Two basic identities for the binomial coefficients are contained in the equation . There are multiple ways to prove these identities (even if you restrict yourself to combinatorial proofs). In this post I’m going to discuss a tiling or coloring-based combinatorial proof that I find aesthetically satisfying.
Proof: Suppose you have a board. If you can color each square in the board either black or white, there are ways to color the board.
There are also n grooves in this board: grooves between the squares plus a groove (numbered before the first square and a groove after the last square. Suppose we select an even number of those grooves: . We can then construct a coloring of the board by coloring black the squares between grooves , , and coloring the remaining squares white. This produces a coloring with k runs of black tiles.
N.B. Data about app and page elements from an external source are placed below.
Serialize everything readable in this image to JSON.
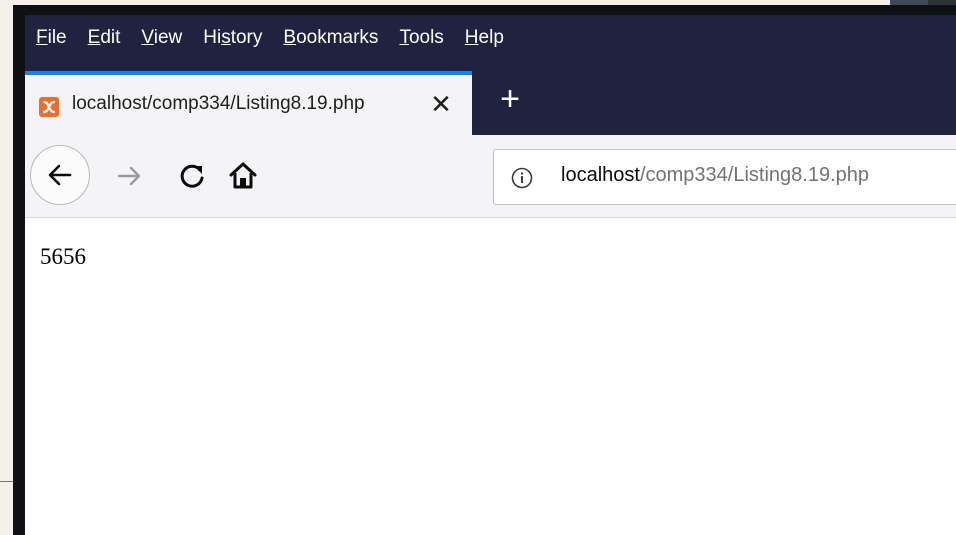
{
  "menubar": {
    "items": [
      {
        "pre": "",
        "ul": "F",
        "post": "ile"
      },
      {
        "pre": "",
        "ul": "E",
        "post": "dit"
      },
      {
        "pre": "",
        "ul": "V",
        "post": "iew"
      },
      {
        "pre": "Hi",
        "ul": "s",
        "post": "tory"
      },
      {
        "pre": "",
        "ul": "B",
        "post": "ookmarks"
      },
      {
        "pre": "",
        "ul": "T",
        "post": "ools"
      },
      {
        "pre": "",
        "ul": "H",
        "post": "elp"
      }
    ]
  },
  "tab": {
    "title": "localhost/comp334/Listing8.19.php",
    "close_glyph": "✕",
    "favicon": "xampp-icon"
  },
  "newtab": {
    "glyph": "+"
  },
  "navbar": {
    "icons": [
      "back-arrow-icon",
      "forward-arrow-icon",
      "reload-icon",
      "home-icon",
      "info-icon"
    ]
  },
  "urlbar": {
    "host": "localhost",
    "path": "/comp334/Listing8.19.php"
  },
  "page": {
    "text": "5656"
  },
  "colors": {
    "chrome_bg": "#202340",
    "tab_accent": "#0a84ff",
    "favicon": "#ee6d2a"
  }
}
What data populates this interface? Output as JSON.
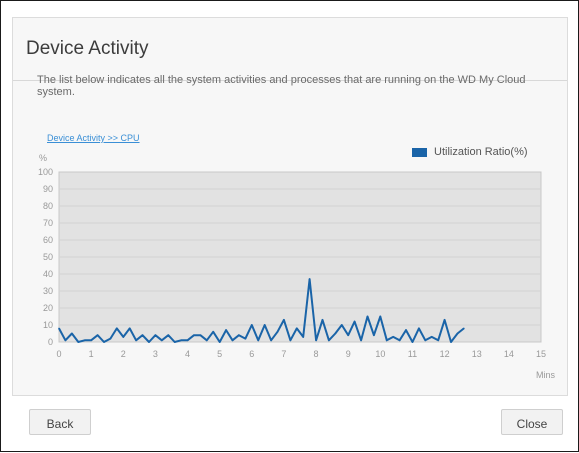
{
  "dialog": {
    "title": "Device Activity",
    "description": "The list below indicates all the system activities and processes that are running on the WD My Cloud system.",
    "breadcrumb": "Device Activity >> CPU",
    "back_label": "Back",
    "close_label": "Close"
  },
  "colors": {
    "accent": "#1a64a8",
    "link": "#3a8fd6",
    "plot_bg": "#e2e2e2"
  },
  "chart_data": {
    "type": "line",
    "ylabel": "%",
    "xlabel": "Mins",
    "ylim": [
      0,
      100
    ],
    "xlim": [
      0,
      15
    ],
    "yticks": [
      0,
      10,
      20,
      30,
      40,
      50,
      60,
      70,
      80,
      90,
      100
    ],
    "xticks": [
      0,
      1,
      2,
      3,
      4,
      5,
      6,
      7,
      8,
      9,
      10,
      11,
      12,
      13,
      14,
      15
    ],
    "grid": true,
    "legend_position": "top-right",
    "series": [
      {
        "name": "Utilization Ratio(%)",
        "color": "#1a64a8",
        "x": [
          0,
          0.2,
          0.4,
          0.6,
          0.8,
          1,
          1.2,
          1.4,
          1.6,
          1.8,
          2,
          2.2,
          2.4,
          2.6,
          2.8,
          3,
          3.2,
          3.4,
          3.6,
          3.8,
          4,
          4.2,
          4.4,
          4.6,
          4.8,
          5,
          5.2,
          5.4,
          5.6,
          5.8,
          6,
          6.2,
          6.4,
          6.6,
          6.8,
          7,
          7.2,
          7.4,
          7.6,
          7.8,
          8,
          8.2,
          8.4,
          8.6,
          8.8,
          9,
          9.2,
          9.4,
          9.6,
          9.8,
          10,
          10.2,
          10.4,
          10.6,
          10.8,
          11,
          11.2,
          11.4,
          11.6,
          11.8,
          12,
          12.2,
          12.4,
          12.6
        ],
        "values": [
          8,
          1,
          5,
          0,
          1,
          1,
          4,
          0,
          2,
          8,
          3,
          8,
          1,
          4,
          0,
          4,
          1,
          4,
          0,
          1,
          1,
          4,
          4,
          1,
          6,
          0,
          7,
          1,
          4,
          2,
          10,
          1,
          10,
          1,
          6,
          13,
          1,
          8,
          3,
          37,
          1,
          13,
          1,
          5,
          10,
          4,
          12,
          1,
          15,
          4,
          15,
          1,
          3,
          1,
          7,
          0,
          8,
          1,
          3,
          1,
          13,
          0,
          5,
          8
        ]
      }
    ]
  }
}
For example, if , selecting grooves 1, 3, 4, and 5 (so that ) yields the coloring WBBWBWWWW. There are ways to choose even numbers from n. Summing over all possible values of k, we have the number of ways to color the board as .
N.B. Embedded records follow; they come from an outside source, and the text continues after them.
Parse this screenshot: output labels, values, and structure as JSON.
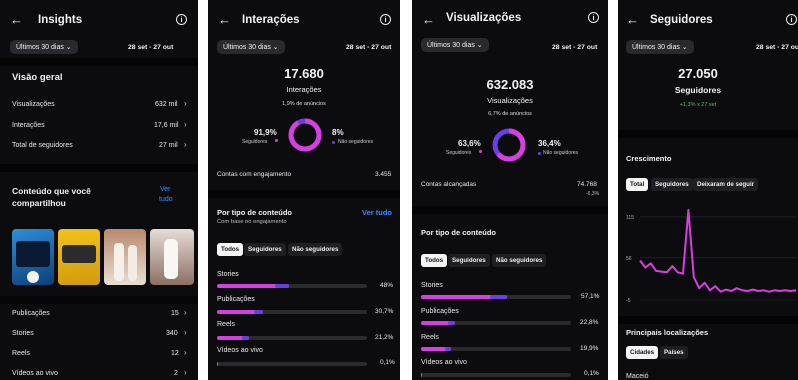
{
  "colors": {
    "accent": "#d63fe0",
    "accent2": "#6a3fe0",
    "link": "#3d8bff",
    "positive": "#3ec46d"
  },
  "common": {
    "back_glyph": "←",
    "info_glyph": "i",
    "chip_label": "Últimos 30 dias ⌄",
    "range": "28 set - 27 out",
    "chevron": "›"
  },
  "insights": {
    "title": "Insights",
    "overview_title": "Visão geral",
    "overview": [
      {
        "label": "Visualizações",
        "value": "632 mil"
      },
      {
        "label": "Interações",
        "value": "17,6 mil"
      },
      {
        "label": "Total de seguidores",
        "value": "27 mil"
      }
    ],
    "content_title_1": "Conteúdo que você",
    "content_title_2": "compartilhou",
    "see_all_1": "Ver",
    "see_all_2": "tudo",
    "content_rows": [
      {
        "label": "Publicações",
        "value": "15"
      },
      {
        "label": "Stories",
        "value": "340"
      },
      {
        "label": "Reels",
        "value": "12"
      },
      {
        "label": "Vídeos ao vivo",
        "value": "2"
      }
    ]
  },
  "interactions": {
    "title": "Interações",
    "total": "17.680",
    "total_label": "Interações",
    "ads_note": "1,9% de anúncios",
    "followers_pct": "91,9%",
    "followers_label": "Seguidores",
    "non_followers_pct": "8%",
    "non_followers_label": "Não seguidores",
    "donut_fraction": 0.919,
    "engaged_label": "Contas com engajamento",
    "engaged_value": "3.455",
    "by_type_title": "Por tipo de conteúdo",
    "by_type_sub": "Com base no engajamento",
    "see_all": "Ver tudo",
    "tabs": [
      "Todos",
      "Seguidores",
      "Não seguidores"
    ],
    "types": [
      {
        "label": "Stories",
        "value": "48%",
        "fraction": 0.48
      },
      {
        "label": "Publicações",
        "value": "30,7%",
        "fraction": 0.307
      },
      {
        "label": "Reels",
        "value": "21,2%",
        "fraction": 0.212
      },
      {
        "label": "Vídeos ao vivo",
        "value": "0,1%",
        "fraction": 0.001
      }
    ]
  },
  "views": {
    "title": "Visualizações",
    "total": "632.083",
    "total_label": "Visualizações",
    "ads_note": "6,7% de anúncios",
    "followers_pct": "63,6%",
    "followers_label": "Seguidores",
    "non_followers_pct": "36,4%",
    "non_followers_label": "Não seguidores",
    "donut_fraction": 0.636,
    "reached_label": "Contas alcançadas",
    "reached_value": "74.768",
    "reached_change": "-6,3%",
    "by_type_title": "Por tipo de conteúdo",
    "tabs": [
      "Todos",
      "Seguidores",
      "Não seguidores"
    ],
    "types": [
      {
        "label": "Stories",
        "value": "57,1%",
        "fraction": 0.571
      },
      {
        "label": "Publicações",
        "value": "22,8%",
        "fraction": 0.228
      },
      {
        "label": "Reels",
        "value": "19,9%",
        "fraction": 0.199
      },
      {
        "label": "Vídeos ao vivo",
        "value": "0,1%",
        "fraction": 0.001
      }
    ]
  },
  "followers": {
    "title": "Seguidores",
    "total": "27.050",
    "total_label": "Seguidores",
    "change": "+1,3% x 27 set",
    "growth_title": "Crescimento",
    "tabs": [
      "Total",
      "Seguidores",
      "Deixaram de seguir"
    ],
    "locations_title": "Principais localizações",
    "loc_tabs": [
      "Cidades",
      "Países"
    ],
    "first_city": "Maceió"
  },
  "chart_data": {
    "type": "line",
    "series": [
      {
        "values": [
          52,
          42,
          48,
          37,
          36,
          35,
          44,
          35,
          33,
          125,
          28,
          12,
          20,
          9,
          15,
          7,
          10,
          8,
          12,
          9,
          8,
          10,
          8,
          9,
          7,
          9,
          8,
          9,
          8,
          9
        ]
      }
    ],
    "yticks": [
      "115",
      "56",
      "-5"
    ],
    "ylim": [
      -5,
      125
    ]
  }
}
Instead of choosing an even number of grooves, we could also choose an odd number of grooves: . Now we color black the squares between grooves as before, but we also color black the squares between grooves and . Color the remaining squares white. This selection might not have runs of black tiles because might be . However, it will have exactly k transitions from a white run to a black run. For example, selecting grooves 0, 1, 3, 4, and 5 produces the same coloring WBBWBWWWW as in the previous example. It has two white-to-black transitions, and . There are ways to choose odd numbers from n. Summing over all possible values of k, we also have the number of ways to color the board as .
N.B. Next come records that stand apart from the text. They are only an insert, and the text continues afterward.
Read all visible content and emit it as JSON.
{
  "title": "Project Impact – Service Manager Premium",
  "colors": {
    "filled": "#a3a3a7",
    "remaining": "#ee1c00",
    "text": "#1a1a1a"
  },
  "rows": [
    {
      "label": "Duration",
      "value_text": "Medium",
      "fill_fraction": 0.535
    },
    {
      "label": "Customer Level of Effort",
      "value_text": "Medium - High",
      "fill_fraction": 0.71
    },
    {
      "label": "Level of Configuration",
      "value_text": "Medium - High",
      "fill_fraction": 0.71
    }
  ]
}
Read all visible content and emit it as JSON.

There are simpler combinatorial proofs of these identities. For example, one can count the number of ways to form, out of n people, a committee with an even only or odd only number of members. One can also construct a one-to-one mapping between even-sized committees and odd-sized committees, showing that there must be an equal number of each. Proofs That Really Count  (p. 65 and p. 81, respectively) discusses both of these proofs.
- Arthur Benjamin and Jennifer Quinn, Proofs That Really Count, MAA, 2003.